We gave it all we had but it wasn't enough

Conor McKeon

THERE was a point in yesterday's match when the whole Dublin team that Pat built looked like it was crumbling around his feet.

Trailing Mayo by 0-17 to 0-7, the outcome was beginning to resemble something akin to the 'startled earwigs' of 2009 or the five-goal concession to Meath a year later.

This time, though, with their All-Ireland title on the line, there was a response.

It was both stirring and compelling but ultimately, not sufficient and far too late in its arrival.

"We gave ourselves an absolute mountain to climb," reflected Gilroy afterwards, "but in fairness to the players, they really threw everything at it but it just wasn't enough in the end."


No goals scored. Nineteen points conceded. Two damning statistics which, when piled together, aren't conducive to winning All-Ireland semi-finals.

"Once it gets over that 17 or 18 mark, you're going to be in trouble and we would have needed a goal in the second half if we were going to get something out of the game," bemoaned Gilroy.

"In fairness, we threw everything at it. It was disappointing that we just didn't have that same bite in the first half because if we had, we certainly wouldn't have been so far behind.

"I think we were quite close to Mayo's intensity but not quite at it for maybe 26 or 27 minutes of the first half and then a couple of cheap scores, really easy scores, at the very end put us into a very difficult position -- six points down.

"We continued that pattern after half-time and went 10 behind but I think we really put the screw on. We put them under severe pressure but it probably was just too late."

Diarmuid Connolly, Paul Flynn and Bernard Brogan all had good goal chances that went awry, the latter having a potential, which would have levelled the match, saved by David Clarke late on.

"At that stage, we had so much momentum that if a goal had gone in," Gilroy trailed off before praising his former Footballer of the Year, "but I think we have to thank him a lot. He was digging in and winning balls when fellas were hanging out of him. I think we wouldn't have been in the position without him.
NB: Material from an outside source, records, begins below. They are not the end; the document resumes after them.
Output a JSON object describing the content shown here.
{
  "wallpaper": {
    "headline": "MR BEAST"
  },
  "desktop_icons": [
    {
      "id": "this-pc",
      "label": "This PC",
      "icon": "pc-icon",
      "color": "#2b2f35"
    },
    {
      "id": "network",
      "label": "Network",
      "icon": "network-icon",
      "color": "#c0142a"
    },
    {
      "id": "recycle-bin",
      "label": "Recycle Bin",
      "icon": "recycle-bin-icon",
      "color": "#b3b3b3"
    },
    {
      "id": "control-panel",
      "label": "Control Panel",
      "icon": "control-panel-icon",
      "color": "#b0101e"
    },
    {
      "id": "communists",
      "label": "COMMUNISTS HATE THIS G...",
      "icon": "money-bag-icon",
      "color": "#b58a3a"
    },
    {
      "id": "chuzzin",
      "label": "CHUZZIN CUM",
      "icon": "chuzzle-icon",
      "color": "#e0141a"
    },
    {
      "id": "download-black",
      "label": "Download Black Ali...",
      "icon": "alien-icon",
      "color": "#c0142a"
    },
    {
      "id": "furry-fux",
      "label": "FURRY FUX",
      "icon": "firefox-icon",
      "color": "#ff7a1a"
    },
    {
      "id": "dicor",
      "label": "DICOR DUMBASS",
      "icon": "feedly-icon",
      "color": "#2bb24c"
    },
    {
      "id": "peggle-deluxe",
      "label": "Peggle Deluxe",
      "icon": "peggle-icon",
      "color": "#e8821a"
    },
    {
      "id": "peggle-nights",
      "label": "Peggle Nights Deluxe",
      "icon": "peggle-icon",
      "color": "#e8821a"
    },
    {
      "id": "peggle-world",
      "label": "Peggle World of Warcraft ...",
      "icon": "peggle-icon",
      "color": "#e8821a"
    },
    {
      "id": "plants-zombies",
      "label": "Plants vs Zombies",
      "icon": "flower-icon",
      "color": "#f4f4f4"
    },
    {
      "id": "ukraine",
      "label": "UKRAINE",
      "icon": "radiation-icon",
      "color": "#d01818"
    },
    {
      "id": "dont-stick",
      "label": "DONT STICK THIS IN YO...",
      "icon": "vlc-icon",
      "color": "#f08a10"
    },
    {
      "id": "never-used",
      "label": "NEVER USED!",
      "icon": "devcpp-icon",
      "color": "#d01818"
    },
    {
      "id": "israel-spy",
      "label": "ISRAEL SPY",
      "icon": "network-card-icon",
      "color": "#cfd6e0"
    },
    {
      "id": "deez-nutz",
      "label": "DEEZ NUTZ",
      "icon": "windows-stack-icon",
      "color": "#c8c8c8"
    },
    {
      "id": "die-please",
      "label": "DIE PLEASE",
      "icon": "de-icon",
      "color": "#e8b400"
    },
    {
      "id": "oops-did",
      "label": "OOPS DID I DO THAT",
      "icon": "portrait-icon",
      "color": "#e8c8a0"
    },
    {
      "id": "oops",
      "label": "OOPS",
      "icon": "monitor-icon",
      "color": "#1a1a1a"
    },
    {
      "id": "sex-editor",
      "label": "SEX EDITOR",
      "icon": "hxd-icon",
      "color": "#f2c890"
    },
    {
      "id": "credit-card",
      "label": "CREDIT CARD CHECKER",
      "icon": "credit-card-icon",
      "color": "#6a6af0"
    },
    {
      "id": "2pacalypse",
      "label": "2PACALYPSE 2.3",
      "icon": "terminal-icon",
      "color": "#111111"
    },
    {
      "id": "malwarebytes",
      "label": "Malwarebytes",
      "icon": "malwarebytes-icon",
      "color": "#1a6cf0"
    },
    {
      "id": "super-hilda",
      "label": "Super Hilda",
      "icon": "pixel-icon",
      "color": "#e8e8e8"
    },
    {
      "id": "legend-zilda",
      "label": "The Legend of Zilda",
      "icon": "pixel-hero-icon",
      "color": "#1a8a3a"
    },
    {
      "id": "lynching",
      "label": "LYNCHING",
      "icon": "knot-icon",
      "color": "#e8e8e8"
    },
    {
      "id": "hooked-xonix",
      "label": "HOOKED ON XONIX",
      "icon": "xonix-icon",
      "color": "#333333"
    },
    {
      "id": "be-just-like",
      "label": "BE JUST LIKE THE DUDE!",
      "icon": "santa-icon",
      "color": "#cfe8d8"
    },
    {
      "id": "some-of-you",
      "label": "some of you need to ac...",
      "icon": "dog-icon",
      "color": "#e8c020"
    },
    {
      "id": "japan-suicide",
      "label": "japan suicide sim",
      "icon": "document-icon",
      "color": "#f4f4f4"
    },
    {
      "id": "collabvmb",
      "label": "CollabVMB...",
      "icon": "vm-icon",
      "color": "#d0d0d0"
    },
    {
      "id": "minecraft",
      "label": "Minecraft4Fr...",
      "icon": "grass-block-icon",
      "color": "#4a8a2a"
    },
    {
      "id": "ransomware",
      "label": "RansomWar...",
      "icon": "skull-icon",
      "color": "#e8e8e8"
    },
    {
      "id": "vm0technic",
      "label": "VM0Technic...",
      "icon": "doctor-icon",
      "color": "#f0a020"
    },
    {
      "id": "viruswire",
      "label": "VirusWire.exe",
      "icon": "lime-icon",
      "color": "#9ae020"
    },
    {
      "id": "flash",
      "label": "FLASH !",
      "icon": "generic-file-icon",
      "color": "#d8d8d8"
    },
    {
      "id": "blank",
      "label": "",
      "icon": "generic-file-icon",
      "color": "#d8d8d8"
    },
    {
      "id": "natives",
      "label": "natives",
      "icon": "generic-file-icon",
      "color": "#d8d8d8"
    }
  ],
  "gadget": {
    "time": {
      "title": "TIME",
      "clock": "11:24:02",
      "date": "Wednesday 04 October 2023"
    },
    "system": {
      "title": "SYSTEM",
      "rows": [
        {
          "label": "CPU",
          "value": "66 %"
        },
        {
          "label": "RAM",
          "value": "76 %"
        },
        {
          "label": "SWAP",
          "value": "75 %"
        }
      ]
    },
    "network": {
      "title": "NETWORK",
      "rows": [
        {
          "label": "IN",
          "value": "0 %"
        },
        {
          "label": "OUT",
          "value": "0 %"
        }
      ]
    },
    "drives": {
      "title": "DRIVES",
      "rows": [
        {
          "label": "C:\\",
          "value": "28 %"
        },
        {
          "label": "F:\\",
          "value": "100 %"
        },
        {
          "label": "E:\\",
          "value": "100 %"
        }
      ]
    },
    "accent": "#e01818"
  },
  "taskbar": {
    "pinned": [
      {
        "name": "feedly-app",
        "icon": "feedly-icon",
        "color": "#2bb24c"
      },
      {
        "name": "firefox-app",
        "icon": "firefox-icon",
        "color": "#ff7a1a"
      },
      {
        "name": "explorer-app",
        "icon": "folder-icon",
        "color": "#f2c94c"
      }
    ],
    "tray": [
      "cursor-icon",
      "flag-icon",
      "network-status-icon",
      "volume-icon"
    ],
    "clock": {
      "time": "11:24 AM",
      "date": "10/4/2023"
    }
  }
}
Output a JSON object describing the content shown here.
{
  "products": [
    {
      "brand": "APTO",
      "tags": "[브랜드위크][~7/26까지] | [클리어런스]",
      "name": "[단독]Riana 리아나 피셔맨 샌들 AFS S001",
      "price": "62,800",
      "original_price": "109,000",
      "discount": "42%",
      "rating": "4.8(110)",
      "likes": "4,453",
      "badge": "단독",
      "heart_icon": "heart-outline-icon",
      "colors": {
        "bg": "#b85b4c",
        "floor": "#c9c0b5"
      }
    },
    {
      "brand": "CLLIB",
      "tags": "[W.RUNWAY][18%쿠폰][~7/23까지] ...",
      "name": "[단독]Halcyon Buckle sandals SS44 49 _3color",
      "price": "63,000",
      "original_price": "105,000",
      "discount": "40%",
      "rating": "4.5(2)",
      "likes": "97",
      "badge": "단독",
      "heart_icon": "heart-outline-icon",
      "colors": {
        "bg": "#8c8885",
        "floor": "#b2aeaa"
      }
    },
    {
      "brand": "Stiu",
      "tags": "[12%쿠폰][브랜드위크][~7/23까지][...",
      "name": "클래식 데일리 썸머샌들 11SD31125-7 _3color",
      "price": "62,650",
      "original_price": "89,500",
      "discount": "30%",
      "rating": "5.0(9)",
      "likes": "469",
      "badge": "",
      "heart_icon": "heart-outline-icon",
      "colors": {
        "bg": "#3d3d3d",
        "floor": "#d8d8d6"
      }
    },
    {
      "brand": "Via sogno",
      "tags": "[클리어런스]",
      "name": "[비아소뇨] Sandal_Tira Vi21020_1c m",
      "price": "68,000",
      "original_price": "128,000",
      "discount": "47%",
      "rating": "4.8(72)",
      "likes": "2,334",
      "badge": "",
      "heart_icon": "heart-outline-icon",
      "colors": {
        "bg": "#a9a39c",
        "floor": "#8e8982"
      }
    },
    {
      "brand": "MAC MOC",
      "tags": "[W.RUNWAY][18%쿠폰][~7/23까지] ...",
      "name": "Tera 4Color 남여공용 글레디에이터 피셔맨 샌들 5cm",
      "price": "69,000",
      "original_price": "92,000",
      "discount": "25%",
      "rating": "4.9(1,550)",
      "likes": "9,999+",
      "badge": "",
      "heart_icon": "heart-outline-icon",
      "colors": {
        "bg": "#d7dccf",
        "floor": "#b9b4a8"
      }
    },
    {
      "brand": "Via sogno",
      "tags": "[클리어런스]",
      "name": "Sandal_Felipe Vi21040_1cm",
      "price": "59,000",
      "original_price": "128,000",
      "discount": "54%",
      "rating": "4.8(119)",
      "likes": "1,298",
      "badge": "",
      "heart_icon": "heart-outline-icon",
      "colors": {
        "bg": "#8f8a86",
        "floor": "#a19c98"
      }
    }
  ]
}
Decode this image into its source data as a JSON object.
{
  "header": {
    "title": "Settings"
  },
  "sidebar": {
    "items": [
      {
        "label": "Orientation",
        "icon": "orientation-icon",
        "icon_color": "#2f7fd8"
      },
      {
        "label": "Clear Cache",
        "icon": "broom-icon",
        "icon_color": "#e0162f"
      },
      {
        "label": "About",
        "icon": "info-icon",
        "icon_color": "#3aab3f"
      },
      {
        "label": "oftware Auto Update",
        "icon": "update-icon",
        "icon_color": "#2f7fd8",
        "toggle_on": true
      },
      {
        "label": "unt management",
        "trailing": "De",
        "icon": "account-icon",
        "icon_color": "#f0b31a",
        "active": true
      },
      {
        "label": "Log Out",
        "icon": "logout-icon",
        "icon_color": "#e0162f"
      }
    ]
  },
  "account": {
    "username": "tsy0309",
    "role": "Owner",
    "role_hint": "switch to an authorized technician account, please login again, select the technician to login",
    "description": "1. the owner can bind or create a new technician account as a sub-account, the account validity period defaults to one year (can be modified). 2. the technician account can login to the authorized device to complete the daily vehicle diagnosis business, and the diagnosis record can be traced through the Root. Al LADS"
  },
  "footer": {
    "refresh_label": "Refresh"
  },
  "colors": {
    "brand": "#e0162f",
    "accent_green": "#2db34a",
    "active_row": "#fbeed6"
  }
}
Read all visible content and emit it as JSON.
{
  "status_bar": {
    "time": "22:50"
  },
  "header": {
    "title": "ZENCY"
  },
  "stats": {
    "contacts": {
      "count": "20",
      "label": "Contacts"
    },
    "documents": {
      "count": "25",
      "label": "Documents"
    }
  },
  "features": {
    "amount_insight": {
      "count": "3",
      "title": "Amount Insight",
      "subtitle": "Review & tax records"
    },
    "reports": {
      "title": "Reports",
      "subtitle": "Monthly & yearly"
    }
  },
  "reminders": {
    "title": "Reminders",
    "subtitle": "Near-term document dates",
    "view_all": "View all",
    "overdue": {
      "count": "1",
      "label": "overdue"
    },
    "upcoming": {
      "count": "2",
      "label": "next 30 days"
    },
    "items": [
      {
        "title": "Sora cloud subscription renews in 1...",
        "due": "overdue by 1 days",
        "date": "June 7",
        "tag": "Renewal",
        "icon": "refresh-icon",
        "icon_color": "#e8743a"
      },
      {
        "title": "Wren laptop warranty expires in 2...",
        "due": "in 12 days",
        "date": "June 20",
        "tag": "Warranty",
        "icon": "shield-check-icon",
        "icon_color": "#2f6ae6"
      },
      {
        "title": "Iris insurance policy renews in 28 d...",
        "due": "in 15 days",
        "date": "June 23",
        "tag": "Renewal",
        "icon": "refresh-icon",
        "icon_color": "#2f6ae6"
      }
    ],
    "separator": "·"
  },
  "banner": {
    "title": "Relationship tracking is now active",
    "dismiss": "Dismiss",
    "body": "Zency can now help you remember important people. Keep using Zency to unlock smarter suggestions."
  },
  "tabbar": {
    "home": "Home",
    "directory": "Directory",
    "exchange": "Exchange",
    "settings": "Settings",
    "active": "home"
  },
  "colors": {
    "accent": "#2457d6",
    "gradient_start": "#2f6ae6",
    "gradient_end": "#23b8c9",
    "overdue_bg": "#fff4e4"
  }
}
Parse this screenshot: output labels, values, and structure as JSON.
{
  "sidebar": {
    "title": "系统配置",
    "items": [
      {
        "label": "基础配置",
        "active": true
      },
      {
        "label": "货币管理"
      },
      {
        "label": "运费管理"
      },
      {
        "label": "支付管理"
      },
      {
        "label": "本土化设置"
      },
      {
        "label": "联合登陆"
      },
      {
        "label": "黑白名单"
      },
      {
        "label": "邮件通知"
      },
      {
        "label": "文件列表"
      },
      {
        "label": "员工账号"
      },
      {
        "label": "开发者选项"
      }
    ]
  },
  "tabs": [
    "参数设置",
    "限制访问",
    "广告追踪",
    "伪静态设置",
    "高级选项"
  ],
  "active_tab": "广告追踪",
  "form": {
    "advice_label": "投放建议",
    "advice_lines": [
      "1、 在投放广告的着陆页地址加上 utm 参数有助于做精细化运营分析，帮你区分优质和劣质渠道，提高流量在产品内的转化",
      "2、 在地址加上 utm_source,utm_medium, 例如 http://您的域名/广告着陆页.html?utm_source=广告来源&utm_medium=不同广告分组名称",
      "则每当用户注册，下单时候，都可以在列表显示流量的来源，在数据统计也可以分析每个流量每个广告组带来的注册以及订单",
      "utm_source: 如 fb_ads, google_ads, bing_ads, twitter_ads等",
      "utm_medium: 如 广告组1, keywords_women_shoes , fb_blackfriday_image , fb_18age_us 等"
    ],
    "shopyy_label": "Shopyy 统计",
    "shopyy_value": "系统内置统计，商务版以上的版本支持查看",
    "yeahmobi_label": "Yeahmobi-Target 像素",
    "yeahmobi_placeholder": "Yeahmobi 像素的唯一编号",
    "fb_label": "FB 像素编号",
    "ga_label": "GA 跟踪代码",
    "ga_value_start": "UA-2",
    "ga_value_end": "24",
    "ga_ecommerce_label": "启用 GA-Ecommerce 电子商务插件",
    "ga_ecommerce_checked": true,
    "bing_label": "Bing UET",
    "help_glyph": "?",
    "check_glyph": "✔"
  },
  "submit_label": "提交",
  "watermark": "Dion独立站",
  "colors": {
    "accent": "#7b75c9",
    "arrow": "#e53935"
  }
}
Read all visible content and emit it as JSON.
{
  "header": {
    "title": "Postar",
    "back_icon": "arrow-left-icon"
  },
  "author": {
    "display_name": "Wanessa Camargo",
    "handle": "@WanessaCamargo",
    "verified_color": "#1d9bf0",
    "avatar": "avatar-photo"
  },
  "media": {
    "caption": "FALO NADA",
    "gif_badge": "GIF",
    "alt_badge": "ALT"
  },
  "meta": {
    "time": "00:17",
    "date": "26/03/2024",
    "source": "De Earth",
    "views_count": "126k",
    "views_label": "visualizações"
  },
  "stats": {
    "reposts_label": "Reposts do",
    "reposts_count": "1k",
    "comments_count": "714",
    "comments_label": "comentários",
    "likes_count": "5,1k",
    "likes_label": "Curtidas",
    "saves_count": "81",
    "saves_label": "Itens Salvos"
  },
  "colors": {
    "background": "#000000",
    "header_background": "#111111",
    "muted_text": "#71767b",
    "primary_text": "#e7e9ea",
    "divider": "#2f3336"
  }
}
"I think he gets a bit of a hard time. People expect him to score 2-10 in every game. He does an awful lot of work off the ball and I think he had a very honest year.

"He's been very committed. He's a guy you can rely on."

Gilroy didn't, though, have the luxury of his brother Alan for very long. Eighteen minutes was the sum total of his involvement after coming on at half-time and then leaving before the finish, obviously still uncomfortable with his groin injury.

"During the warm-up he felt it wasn't right," Gilroy explained. "He felt he didn't have the full power. We had a plan that Ciarán would come in if that was the case.

"He got a bit of a pain killer and he felt good enough to go but he just couldn't run then when he was on.

"It was a gamble, it backfired. But in fairness, when you have a player like him, it's one of those things you want to try."

Dublin now go the same way as 21 of the last 22 All-Ireland champions, down and out before the Sam Maguire is being handed out.

The result might, in the minds of some supporters, put closure on last year's heroics but Gilroy insisted there had been no negative ramifications from 2011.

"I don't think it's any harder defending it than winning it," he stressed.


"It's just very difficult because other teams get better. People are good. I couldn't fault any player for their application or effort this year. They all did everything, even more so than last year.

"Physically, they were probably even a step above where they were last year and it wasn't good enough. To win an All-Ireland is huge task and I just think other teams probably do get a bit better.

"As a group, to go out of the championship finishing the way they finished is at least some consolation. If we had gone out and played like we did in the first half, there would be a lot of soul-searching.

"But we all have things to think about and understand and learn why we were in the position of being 10 points behind but that's for another day."